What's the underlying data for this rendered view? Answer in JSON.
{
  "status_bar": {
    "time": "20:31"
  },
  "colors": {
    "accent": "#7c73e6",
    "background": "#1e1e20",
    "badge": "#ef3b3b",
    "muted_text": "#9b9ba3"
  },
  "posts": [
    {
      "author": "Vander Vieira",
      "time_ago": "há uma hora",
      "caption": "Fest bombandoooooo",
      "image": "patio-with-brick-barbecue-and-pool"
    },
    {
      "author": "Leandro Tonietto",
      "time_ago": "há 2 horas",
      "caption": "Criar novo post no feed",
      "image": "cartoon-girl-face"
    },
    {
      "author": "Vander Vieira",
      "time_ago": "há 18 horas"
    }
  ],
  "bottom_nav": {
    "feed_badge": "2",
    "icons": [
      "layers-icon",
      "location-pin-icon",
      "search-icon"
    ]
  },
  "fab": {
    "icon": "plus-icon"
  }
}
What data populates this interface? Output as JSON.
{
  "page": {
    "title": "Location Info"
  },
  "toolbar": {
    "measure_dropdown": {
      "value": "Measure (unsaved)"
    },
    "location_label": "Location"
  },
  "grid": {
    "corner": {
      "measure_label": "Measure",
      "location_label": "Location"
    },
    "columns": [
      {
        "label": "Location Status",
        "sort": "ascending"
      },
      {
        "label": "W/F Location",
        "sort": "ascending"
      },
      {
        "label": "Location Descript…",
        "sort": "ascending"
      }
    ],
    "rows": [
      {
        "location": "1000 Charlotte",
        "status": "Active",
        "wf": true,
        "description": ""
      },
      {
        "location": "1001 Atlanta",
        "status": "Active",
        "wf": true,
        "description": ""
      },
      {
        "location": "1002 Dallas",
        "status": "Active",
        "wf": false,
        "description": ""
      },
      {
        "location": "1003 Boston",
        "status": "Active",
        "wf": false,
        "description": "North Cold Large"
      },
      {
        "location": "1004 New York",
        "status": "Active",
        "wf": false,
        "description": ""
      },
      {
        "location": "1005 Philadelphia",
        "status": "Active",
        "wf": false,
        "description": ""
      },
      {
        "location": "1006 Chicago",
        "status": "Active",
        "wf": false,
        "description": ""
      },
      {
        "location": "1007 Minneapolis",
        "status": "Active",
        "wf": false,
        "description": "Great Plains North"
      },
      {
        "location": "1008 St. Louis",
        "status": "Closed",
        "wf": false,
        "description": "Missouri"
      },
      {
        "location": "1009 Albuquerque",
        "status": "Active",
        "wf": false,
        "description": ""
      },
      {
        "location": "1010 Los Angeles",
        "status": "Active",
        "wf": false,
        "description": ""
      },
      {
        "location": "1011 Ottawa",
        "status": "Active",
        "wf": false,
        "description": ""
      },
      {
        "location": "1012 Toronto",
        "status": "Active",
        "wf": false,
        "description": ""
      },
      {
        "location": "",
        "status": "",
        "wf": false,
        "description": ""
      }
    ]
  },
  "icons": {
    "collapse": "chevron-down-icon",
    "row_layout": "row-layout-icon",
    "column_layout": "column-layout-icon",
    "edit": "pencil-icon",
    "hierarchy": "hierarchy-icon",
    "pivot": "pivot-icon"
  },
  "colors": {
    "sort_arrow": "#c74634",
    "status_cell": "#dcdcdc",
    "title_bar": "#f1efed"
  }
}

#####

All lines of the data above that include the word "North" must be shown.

▶ _ANSWER TO THIS PROBLEM_:
        "description": "North Cold Large"
        "description": "Great Plains North"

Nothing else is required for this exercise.